▶ _TASK GOAL_: Among these records, which lines include "accent"? Copy them out.

▶ _Stored records_:
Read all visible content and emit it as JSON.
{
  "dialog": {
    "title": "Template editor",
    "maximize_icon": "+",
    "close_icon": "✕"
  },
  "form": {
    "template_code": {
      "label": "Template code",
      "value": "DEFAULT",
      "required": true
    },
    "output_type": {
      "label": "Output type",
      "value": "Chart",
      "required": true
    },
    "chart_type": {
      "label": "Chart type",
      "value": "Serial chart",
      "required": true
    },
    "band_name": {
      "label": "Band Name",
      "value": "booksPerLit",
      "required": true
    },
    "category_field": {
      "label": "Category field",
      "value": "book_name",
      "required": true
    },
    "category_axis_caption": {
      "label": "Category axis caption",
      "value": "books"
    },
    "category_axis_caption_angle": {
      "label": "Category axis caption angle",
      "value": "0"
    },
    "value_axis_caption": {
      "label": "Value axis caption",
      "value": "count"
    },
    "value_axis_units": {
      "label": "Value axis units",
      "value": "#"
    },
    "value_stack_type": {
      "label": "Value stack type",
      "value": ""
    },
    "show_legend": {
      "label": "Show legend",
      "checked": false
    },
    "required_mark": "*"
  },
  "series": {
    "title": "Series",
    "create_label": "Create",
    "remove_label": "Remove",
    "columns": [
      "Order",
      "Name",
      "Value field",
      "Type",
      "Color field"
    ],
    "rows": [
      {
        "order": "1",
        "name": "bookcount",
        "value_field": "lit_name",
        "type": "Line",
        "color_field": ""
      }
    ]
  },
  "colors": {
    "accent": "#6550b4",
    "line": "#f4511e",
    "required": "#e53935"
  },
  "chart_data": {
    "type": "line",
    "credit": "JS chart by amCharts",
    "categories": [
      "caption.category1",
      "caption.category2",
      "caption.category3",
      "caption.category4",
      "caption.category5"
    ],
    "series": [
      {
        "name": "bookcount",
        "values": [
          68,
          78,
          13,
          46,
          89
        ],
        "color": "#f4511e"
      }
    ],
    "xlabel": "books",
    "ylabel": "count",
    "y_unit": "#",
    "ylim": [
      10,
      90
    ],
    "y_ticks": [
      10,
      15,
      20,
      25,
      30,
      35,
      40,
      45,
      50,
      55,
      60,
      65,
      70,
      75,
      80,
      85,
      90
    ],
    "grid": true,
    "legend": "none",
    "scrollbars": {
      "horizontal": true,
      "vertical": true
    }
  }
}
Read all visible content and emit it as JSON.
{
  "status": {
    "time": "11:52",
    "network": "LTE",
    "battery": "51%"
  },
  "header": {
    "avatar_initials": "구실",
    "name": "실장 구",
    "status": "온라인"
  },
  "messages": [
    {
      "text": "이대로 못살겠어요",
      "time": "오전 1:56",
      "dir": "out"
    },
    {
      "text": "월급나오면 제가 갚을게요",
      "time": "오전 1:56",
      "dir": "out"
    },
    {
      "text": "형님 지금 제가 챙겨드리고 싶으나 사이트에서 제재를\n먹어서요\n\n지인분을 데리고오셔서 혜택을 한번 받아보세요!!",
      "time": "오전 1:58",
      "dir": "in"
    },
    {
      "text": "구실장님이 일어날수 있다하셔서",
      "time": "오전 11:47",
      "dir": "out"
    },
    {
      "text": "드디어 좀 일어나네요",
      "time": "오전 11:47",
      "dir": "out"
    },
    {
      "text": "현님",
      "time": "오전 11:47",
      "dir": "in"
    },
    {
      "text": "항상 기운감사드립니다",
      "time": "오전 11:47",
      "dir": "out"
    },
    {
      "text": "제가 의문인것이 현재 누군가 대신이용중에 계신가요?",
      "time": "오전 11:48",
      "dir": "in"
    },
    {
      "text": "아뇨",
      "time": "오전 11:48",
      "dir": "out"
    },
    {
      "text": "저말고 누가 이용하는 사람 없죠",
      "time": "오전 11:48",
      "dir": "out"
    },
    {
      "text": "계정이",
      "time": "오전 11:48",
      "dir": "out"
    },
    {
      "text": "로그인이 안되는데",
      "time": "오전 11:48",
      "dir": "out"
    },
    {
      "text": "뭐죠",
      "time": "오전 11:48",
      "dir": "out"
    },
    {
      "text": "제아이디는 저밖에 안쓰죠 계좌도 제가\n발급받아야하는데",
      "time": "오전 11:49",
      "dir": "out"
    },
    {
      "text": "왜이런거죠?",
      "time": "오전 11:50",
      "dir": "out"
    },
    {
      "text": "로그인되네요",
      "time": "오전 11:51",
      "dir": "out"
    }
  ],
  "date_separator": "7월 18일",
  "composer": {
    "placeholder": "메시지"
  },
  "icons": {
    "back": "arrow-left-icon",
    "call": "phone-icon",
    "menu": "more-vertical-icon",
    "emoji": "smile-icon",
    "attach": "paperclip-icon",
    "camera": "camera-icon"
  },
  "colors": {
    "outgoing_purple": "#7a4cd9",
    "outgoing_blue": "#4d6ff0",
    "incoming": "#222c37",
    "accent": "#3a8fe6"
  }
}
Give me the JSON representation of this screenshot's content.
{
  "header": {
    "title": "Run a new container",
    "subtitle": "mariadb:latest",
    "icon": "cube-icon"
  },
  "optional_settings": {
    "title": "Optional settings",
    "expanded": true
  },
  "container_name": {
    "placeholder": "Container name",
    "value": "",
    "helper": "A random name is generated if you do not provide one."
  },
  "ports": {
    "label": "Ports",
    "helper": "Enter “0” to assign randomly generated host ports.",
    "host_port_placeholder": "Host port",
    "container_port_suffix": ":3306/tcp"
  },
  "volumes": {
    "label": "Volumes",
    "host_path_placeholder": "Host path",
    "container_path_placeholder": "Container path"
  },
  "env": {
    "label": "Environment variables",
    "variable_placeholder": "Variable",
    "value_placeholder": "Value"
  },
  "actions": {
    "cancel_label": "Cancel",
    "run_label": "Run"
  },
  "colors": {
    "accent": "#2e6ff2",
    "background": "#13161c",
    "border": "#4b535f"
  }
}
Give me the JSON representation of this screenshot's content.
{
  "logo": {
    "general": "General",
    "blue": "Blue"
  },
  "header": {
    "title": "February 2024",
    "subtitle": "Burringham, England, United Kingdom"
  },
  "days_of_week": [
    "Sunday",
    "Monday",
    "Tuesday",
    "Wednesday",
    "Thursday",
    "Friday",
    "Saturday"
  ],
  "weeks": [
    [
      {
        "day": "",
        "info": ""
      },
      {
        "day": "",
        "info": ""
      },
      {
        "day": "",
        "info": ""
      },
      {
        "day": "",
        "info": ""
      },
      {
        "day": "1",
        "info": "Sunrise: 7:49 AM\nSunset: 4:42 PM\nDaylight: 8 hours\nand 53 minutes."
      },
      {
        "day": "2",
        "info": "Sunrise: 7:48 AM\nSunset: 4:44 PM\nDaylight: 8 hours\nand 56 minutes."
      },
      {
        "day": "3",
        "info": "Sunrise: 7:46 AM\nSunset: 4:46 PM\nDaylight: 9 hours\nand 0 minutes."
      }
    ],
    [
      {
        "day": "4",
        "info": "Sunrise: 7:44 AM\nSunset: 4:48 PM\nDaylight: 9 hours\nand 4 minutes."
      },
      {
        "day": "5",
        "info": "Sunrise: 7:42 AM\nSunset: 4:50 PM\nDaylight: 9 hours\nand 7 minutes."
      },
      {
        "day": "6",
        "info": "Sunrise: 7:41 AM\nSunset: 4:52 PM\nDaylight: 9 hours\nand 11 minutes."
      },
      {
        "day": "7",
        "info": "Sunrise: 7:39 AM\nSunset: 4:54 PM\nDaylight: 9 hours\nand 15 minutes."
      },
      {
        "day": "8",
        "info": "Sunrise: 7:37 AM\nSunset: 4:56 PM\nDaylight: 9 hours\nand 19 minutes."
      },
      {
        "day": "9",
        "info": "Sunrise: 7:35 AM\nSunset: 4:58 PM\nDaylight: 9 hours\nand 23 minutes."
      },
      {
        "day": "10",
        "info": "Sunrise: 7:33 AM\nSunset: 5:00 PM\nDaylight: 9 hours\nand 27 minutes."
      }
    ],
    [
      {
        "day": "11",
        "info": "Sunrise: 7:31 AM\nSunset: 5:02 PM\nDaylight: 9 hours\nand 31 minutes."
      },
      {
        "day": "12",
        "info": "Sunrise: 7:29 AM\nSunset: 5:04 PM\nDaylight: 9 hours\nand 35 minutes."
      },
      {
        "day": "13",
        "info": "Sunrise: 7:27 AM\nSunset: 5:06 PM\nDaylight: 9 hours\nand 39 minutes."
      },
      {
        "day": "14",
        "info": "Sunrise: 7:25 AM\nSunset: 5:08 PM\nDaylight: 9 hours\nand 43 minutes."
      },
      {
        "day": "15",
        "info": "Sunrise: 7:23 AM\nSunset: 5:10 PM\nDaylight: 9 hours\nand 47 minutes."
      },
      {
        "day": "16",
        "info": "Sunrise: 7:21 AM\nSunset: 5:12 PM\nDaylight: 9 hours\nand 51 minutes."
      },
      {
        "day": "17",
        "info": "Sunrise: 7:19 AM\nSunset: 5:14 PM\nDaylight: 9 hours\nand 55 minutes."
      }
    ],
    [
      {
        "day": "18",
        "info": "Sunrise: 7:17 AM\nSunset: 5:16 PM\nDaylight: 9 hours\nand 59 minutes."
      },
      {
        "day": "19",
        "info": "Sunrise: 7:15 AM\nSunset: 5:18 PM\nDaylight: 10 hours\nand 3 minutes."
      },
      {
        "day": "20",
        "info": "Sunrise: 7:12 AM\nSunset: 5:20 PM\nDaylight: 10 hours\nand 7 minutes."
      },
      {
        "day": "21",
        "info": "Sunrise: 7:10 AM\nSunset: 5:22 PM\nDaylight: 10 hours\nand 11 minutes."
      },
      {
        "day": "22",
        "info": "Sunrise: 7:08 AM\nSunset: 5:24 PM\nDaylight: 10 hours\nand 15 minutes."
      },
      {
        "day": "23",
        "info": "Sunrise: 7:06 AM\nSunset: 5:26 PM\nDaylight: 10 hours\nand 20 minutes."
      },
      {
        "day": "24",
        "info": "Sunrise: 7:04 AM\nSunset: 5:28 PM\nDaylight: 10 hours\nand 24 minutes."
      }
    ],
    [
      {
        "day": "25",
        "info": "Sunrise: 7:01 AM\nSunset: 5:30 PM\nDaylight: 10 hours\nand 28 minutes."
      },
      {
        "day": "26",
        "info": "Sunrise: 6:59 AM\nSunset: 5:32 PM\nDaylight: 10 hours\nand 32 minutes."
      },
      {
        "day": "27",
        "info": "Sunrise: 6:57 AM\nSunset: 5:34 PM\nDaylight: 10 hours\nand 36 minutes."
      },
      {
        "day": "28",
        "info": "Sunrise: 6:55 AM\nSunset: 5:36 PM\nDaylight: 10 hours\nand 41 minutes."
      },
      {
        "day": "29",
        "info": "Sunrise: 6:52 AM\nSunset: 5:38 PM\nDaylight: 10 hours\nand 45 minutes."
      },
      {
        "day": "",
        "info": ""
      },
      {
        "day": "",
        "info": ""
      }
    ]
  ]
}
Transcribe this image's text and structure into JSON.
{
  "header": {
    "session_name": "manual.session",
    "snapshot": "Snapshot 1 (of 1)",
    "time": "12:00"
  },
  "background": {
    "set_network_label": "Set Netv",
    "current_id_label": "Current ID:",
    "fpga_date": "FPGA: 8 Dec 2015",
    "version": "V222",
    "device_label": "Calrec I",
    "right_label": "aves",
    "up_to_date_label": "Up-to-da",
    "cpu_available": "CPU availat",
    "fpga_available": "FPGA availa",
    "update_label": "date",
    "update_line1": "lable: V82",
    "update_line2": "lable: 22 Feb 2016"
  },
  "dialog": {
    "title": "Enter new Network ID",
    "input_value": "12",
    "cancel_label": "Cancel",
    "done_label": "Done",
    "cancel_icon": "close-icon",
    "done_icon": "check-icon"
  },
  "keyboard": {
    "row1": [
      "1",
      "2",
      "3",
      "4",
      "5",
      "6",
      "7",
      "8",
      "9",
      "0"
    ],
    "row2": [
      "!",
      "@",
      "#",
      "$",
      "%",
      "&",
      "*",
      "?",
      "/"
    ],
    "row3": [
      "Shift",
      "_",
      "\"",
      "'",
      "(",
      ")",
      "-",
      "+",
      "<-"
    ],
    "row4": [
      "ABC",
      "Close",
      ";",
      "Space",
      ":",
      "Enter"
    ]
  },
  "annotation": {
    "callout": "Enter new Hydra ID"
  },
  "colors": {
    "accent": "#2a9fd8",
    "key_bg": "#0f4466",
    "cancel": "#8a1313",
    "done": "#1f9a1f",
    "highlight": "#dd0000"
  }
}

▶ _ANSWER TO THE EXERCISE_:
    "accent": "#6550b4",
    "accent": "#3a8fe6"
    "accent": "#2e6ff2",
    "accent": "#2a9fd8",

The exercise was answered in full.